The third lesson of 2020 for me has been not to underestimate the power of the small thing. People seem to be genuinely touched by a card or a phone call and I know that I, myself, have been very encouraged to receive such messages. Maybe you are struggling on a particular day or worried about something outside your control and someone makes contact unexpectedly and it’s a real blessing. Even when numbers are restricted in church, people seem to value being able to come into the building when restrictions allow and to worship together. The parish prayer meeting over Zoom started as a small thing, but it has been such a powerful thing to gather week by week and to have people praying for church services and events and to pray for our government and world events and to remember individuals going through difficult things. Robin, our prayer warrior, is always glad to pray for people and simply knowing people are praying is such a powerful thing. Sometimes you think it doesn’t really matter whether you make contact or you don’t but, in these times, people really appreciate the small things.

The fourth lesson of 2020 for me came from a conversation with a friend. She is a young widow with 2 small children and, while she suggested we are all in the same boat in this pandemic, the reality is that we are in different cabins. Some of us have not experienced much change in the past year. We continue to go to work, we are maybe fortunate enough to have family living with us, and we are well enough to go out and do our shopping and any other messages we require. For others, they are navigating the pandemic in very different circumstances. Some have lost employment or been furloughed since last March. Some have been shielding and haven’t seen family in person or had visitors across the door in many months. Some have lost a life partner and have been grieving alone without the usual network or support and callers they might normally have. Some have been living this past year trying to deal with addiction or illness and it causes huge strain on the home environment. Can we be sensitive to those different realities people are experiencing and offer practical support in whatever way we can to those who may be in a very different cabin to ourselves?

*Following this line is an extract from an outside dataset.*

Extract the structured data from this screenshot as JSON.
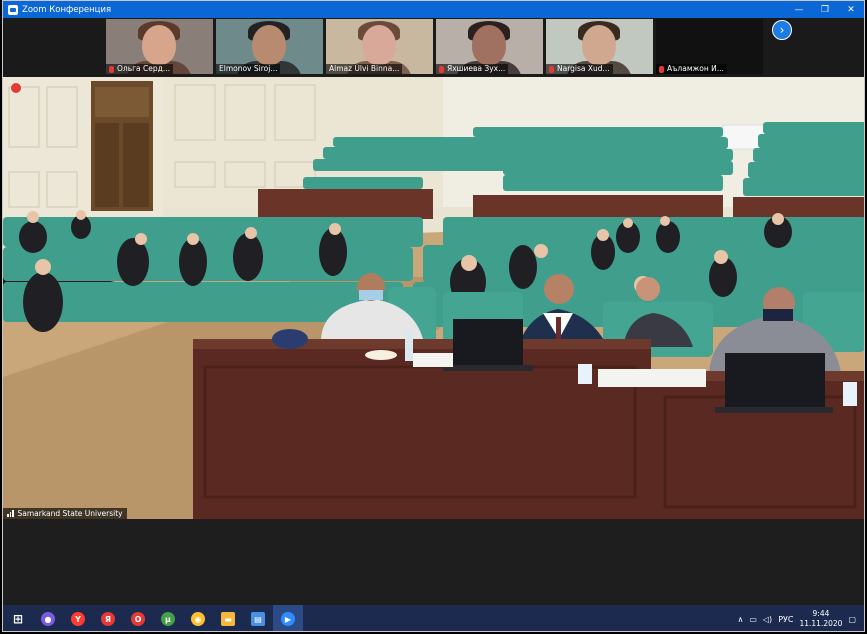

The last thing I observe about 2020, is that things take a lot longer to achieve than normal and we need to learn to be ok with that. Sometimes things that ought to be routine take much longer. Supplies may not be in stock and progress gets halted. As so many people are working remotely, you don’t get to speak to the people you need to in order to resolve a query. Technology sometimes fails us and lets us down during important gatherings and meetings. We can only prepare as thoroughly and effectively as we can but, sometimes, despite our best efforts, the thing doesn’t go according to plan. It doesn’t make us bad people or suggest that we shouldn’t prepare as thoroughly as we can.

In the midst of all these challenges and life lessons, I think 2020 has been a very significant and important year in the life of our church and, as we look to the future, our goal is not just to survive but to thrive and grow as a church. 

I leave my closing thought to the poet Minnie Louise Haskins and her poem ‘The Gate of the Year’ .

And I said to the man who stood at the gate of the year: “Give me a light that I may tread safely into the unknown.” And He replied: “Go out into the darkness and put your hand into the hand of God. That shall be to you better than light and safer than a known way.”

Happy New Year and look forward to speaking again soon.

Much love to everyone,

Jono.